Attention Disorder: Overcoming the Deficit

Article excerpt

I really see a difference in my grades. Without it, I don't think about things. I can't pay attention."

--Christy Rade, 16, Des Moines, Iowa, commenting in the Aug. 26, 1996, Des Moines Register on her treatment for attention-deficit/hyperactivity disorder (ADHD) with Ritalin, the brand name for the stimulant medicine methylphenidate.

"Teens Learn Dangers of Pitalin Use; 19-Year-Old Man Dies After Snorting Stimulant at Party "

--a headline in the April 24, 1995, Poanoke Times & World News, Roanoke, Va.

If, like Christy Rade, you're taking stimulant medicine for ADHD, you are not alone. In mid-1995, about 1.5 million school-age youngsters did so, reported Daniel Safer, M.D., and colleagues in Pediatrics, December 1996.

But, as the Virginia headline points out, abuse of this medicine can be deadly.

In ADHD, brain areas ruling attention and inhibition don't work very well. Most children with ADHD are inattentive, impulsive and hyperactive. In teen-agers, the hyperactivity often quiets to a restlessness. For some, paying attention is their biggest problem. Others are mainly impulsive and hyperactive.

The Food and Drug Administration has approved several stimulant medicines for treating ADHD: methylphenidate (Ritalin and generics), dextroamphetamine (Dexedrine and generics), methamphetamine (Desoxyn), and an amphetamine-dextroamphetamine combination (Adderall). FDA recently restricted another approved stimulant, pemoline (Cylert), to secondary use, as it can cause liver failure.

The drugs stimulate the central nervous system, but no one knows exactly how they work in treating ADHD.

"Stimulants have been used to treat ADHD for over three decades," says Nicholas Reuter, FDA associate director for international and domestic drug control affairs. "And the amount used has increased steadily during that period. Methylphenidate is the most widely used."

Not everyone with ADHD requires or responds to stimulant treatment.

Risk of Abuse

Because stimulant medicines have a high potential for abuse, the U.S. Drug Enforcement Administration has placed stringent controls on their manufacture, distribution and prescription. For example, DEA requires special licenses for these activities, and prescription refills aren't allowed. States may impose further regulation, like limiting the number of dosage units per prescription.

DEA has repeatedly urged greater caution in use of these drugs, especially in light of their abuse among adolescents and young adults.

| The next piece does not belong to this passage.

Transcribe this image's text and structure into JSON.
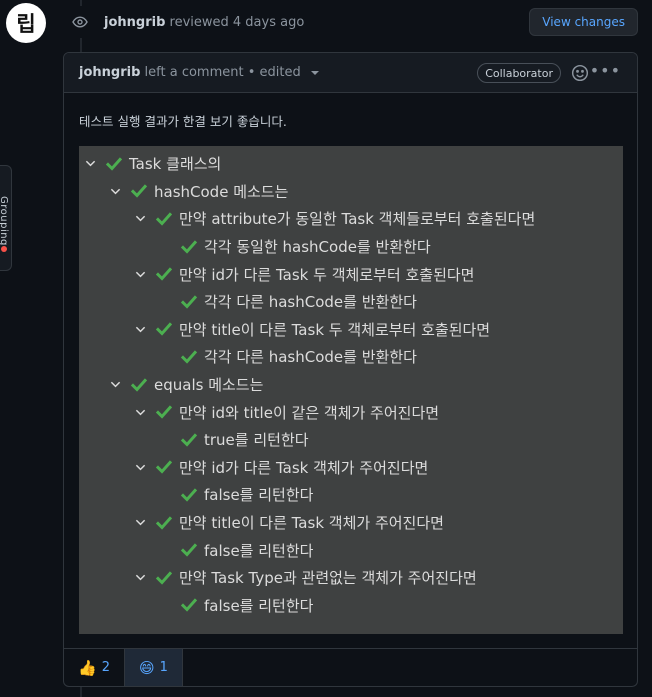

Ritalin's manufacturer, Ciba-Geigy Corp., began a campaign in March 1996 to reduce abuse. In nationwide mailings to doctors and pharmacists, the firm called attention to the risk of abuse and cautioned doctors to be especially careful in diagnosing ADHD. Enclosed were behavior rating scales for doctors to use and handouts for patients, parents and school nurses.

Taken properly, Ritalin in and of itself is not addictive, says Wendy Sharp, M.S.W., a social worker and researcher at the National Institute of Mental Health's child psychiatry branch. So people with ADHD do not get addicted to their stimulant medicine at treatment dosages, she says. "There have been unfortunate cases reported in the press, however, of teenagers who have taken Ritalin from other kids and snorted it, like cocaine."

According to Reuter, "Although methylphenidate production and availability have increased dramatically since 1990, national drug abuse surveys indicate that abuse level and associated public health consequences remain below that of other stimulant medicines such as cocaine, amphetamine and methamphetamine."

Patricia Quinn, M.D., a developmental pediatrician in Washington, D.C., and author of many books on ADHD, adds, "There's actually less substance abuse in people diagnosed with attention deficit disorder who take medication and do well than in the general population. …